fiction

Factotum - Charles Bukowski

The only person to have made a writing career about yo-yoing in and out of employment, Bukowski accounts the conditions in 1944 having faced rejection from the draft. Although racist, incredibly misogynistic and generally prejudiced to anyone including himself, this is an honest look at the tedium of work.

A fan's notes - Frederick Exley

A struggling alcoholic teacher reminiscences about a life of mental hospitals, failed job interviews and the feeling of being out of step with the American dream.

The man who killed Thursday - G.K Chesterton

A Scotland Yard detective goes undercover to infiltrate the European anarchist council where he finds himself under surveillance from another policeman within the group. The cover art was produced by Félix Vallotton, a Swiss painter and woodcutter sympathetic to anarchism.

Two short stories - Nanni Balestrini

Nanni Balestrini was born in Milan in 1935. Known both as an experimental writer of prose and verse and as a cultural and political activist, he played a leading role in avant-garde writing and publishing in the sixties. His involvement with the extra-parliamentary left in the seventies resulted in terrorism charges (of which he was subsequently acquitted) and a long period of self-imposed exile from Italy.

The unseen - Nanni Balestrini

For a brief explosive period in the mid-1970s, the young and the unemployed of Italy’s cities joined the workers in an unexpectedly militant movement known simply as Autonomy (Autonomia). Its “politics of refusal” united its opponents behind draconian measures more severe than any seen since the war.

The death ship - B. Traven

Examples of book covers

One of B. Traven's best known and earliest novels (first written in 1923 or '24). It's the story of a sailor who loses his papers and, unable to prove his very existence, ends up working on a "death ship" which is destined to be sunk for the insurance money. A cry from the heart against capitalist exploitation and all the bureaucratic paraphernalia of border control that goes with it. Working class grim humour at its finest!

Here presented in MOBI (Kindle format) and PDF.

Swastika night - Katherin Burdekin

Published in 1937, twelve years before Orwell's 1984, Swastika Night is an outstanding example of dystopian fiction. Weaving a tale of feudal Europe seven centuries into a post-Hitlerian society, Burdekin's novel explores the connection between gender and political power and anticipates modern feminist science fiction. Readers will be reminded of 1984 and Charlotte Perkin's Herland and note the sharp contrast between the women- centered world of Herland and the womenless one of Swastika Night.

Oil! - Upton Sinclair

The loose source for the film There Will Be Blood, Oil! pits oil tycoon father against socialist sympathetic son in the midst of the Teapot Dome Scandal and unionising trouble on the fields.

Accidental death of an anarchist - Dario Fo

Dario Fo's best known play, based on the events surrounding Giuseppe Pinelli's death.

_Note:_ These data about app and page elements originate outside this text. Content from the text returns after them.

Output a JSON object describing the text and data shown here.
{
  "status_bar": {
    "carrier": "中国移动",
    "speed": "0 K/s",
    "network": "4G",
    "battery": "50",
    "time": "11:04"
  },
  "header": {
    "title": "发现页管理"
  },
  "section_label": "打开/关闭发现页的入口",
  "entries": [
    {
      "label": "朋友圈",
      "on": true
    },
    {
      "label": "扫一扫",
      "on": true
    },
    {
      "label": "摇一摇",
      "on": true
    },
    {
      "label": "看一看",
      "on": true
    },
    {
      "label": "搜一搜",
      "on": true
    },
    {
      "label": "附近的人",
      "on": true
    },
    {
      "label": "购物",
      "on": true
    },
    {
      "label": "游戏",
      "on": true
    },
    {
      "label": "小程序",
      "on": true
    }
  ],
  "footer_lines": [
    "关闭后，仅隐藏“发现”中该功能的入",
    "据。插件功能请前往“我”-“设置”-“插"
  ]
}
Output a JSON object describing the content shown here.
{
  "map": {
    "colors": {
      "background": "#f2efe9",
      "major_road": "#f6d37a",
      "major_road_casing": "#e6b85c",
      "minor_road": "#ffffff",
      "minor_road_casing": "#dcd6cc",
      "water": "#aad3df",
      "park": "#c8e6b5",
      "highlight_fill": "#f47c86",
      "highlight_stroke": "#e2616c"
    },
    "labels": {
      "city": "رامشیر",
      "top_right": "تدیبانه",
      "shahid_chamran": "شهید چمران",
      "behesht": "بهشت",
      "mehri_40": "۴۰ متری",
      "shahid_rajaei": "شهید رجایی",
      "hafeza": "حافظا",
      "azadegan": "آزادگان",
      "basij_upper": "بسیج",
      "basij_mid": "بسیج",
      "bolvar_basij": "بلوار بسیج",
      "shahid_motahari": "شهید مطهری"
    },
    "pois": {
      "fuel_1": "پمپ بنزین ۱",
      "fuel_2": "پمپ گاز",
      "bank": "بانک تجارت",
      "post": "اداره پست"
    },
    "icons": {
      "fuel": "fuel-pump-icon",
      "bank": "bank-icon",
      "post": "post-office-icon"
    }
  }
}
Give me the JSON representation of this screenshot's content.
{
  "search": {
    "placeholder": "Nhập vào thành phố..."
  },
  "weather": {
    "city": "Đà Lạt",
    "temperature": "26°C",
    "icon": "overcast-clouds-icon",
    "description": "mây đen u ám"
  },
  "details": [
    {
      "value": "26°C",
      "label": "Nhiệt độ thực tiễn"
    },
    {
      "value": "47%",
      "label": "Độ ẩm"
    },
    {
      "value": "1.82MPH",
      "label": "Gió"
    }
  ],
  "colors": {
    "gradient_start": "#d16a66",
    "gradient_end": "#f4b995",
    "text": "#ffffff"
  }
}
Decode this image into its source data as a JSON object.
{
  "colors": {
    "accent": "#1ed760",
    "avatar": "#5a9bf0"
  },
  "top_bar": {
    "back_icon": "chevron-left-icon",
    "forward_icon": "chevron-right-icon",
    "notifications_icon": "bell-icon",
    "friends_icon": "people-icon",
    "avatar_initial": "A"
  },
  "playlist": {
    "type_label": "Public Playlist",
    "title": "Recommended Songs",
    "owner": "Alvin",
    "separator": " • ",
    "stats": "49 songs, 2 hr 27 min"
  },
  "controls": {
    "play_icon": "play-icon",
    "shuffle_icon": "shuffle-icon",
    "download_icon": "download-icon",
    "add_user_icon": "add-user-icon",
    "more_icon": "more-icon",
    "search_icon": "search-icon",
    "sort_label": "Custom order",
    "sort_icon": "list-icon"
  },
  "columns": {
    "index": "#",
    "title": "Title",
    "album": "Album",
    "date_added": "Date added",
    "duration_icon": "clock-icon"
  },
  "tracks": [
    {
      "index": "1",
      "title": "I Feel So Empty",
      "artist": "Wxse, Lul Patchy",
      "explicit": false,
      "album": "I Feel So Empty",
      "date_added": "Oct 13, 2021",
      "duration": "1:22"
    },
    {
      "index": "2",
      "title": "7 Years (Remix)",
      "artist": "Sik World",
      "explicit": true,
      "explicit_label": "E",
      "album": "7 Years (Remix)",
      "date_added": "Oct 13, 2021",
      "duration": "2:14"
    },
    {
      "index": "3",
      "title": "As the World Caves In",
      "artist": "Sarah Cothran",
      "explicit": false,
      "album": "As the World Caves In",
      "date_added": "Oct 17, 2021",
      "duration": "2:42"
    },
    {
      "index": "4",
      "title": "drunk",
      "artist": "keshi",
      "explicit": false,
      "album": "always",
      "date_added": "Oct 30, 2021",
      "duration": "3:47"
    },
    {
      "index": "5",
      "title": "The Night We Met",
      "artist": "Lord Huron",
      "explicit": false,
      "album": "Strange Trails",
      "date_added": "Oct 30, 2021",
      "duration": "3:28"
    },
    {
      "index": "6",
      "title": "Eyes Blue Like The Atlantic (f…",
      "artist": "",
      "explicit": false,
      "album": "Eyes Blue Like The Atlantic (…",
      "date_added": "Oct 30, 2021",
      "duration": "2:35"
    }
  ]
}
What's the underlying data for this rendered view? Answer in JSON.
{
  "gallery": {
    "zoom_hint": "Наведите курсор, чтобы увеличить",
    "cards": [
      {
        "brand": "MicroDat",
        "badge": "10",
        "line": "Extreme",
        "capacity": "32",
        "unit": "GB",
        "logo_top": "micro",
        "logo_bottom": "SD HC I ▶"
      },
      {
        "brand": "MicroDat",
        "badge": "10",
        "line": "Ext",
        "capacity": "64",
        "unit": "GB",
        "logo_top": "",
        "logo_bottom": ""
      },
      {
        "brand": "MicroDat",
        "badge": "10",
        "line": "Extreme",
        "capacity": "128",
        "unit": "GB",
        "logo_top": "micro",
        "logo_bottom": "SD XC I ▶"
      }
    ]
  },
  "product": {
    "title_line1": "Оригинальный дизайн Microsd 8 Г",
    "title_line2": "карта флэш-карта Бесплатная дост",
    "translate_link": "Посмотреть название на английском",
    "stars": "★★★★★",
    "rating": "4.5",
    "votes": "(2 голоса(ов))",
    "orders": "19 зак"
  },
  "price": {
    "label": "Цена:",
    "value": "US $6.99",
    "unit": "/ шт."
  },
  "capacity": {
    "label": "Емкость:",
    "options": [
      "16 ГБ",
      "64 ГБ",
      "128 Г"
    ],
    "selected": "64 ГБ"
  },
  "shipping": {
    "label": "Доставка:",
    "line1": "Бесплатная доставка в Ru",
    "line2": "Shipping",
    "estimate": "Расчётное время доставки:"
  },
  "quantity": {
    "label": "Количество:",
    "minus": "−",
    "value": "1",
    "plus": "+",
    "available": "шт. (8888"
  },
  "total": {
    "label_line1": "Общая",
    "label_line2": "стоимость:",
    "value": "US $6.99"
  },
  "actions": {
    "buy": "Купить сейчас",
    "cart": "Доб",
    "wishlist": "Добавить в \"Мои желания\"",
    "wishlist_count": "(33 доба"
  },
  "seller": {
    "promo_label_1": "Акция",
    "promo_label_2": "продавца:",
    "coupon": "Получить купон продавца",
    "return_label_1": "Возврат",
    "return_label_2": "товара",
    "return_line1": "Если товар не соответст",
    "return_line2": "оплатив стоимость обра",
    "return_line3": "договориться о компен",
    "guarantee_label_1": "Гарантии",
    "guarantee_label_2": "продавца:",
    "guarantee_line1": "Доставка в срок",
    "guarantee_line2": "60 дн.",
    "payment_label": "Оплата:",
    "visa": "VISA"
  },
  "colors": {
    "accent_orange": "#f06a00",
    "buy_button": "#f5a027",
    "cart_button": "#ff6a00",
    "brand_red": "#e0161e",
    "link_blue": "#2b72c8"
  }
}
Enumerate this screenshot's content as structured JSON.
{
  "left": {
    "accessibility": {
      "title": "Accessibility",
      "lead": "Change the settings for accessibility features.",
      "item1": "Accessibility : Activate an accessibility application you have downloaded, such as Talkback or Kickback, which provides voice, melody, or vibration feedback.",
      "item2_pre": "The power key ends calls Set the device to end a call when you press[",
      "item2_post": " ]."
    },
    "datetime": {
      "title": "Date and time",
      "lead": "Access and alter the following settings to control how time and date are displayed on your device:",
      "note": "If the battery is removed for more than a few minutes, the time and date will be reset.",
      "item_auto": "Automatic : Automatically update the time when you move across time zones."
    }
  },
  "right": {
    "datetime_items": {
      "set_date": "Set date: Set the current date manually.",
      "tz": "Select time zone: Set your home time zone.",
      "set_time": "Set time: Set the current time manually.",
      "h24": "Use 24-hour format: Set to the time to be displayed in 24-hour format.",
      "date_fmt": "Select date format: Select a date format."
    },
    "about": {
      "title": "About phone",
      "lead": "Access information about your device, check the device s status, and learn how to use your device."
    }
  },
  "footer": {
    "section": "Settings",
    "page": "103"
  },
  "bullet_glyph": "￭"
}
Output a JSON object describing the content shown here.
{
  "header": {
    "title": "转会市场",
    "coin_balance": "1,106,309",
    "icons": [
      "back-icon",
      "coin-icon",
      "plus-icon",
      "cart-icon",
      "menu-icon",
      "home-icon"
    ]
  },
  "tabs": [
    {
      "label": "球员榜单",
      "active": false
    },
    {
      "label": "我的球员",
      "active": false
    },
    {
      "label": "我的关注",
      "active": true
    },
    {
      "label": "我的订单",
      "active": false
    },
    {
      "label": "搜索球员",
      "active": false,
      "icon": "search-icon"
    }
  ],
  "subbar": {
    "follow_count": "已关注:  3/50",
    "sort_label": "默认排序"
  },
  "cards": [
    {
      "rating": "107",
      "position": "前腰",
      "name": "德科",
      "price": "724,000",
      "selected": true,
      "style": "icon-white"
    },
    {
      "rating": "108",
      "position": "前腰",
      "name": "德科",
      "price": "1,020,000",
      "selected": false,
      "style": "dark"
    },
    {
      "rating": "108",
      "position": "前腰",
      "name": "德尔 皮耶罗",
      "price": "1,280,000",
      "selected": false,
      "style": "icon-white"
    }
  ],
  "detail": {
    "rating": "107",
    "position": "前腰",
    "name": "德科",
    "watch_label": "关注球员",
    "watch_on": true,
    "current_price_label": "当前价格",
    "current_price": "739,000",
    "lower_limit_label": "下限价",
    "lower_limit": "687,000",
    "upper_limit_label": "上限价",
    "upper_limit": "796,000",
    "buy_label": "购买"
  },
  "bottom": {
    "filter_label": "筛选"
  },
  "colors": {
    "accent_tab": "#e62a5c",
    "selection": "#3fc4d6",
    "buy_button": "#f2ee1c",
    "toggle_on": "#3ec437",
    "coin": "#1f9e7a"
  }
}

Germinal - Émile Zola

Zola's masterpiece exposing the inhuman conditions of miners in France in 1860s. This powerful novel follows a young worker who enters a mining community and leads a strike against pay cuts. Despite its defeat, he retains his belief in struggle for a better world.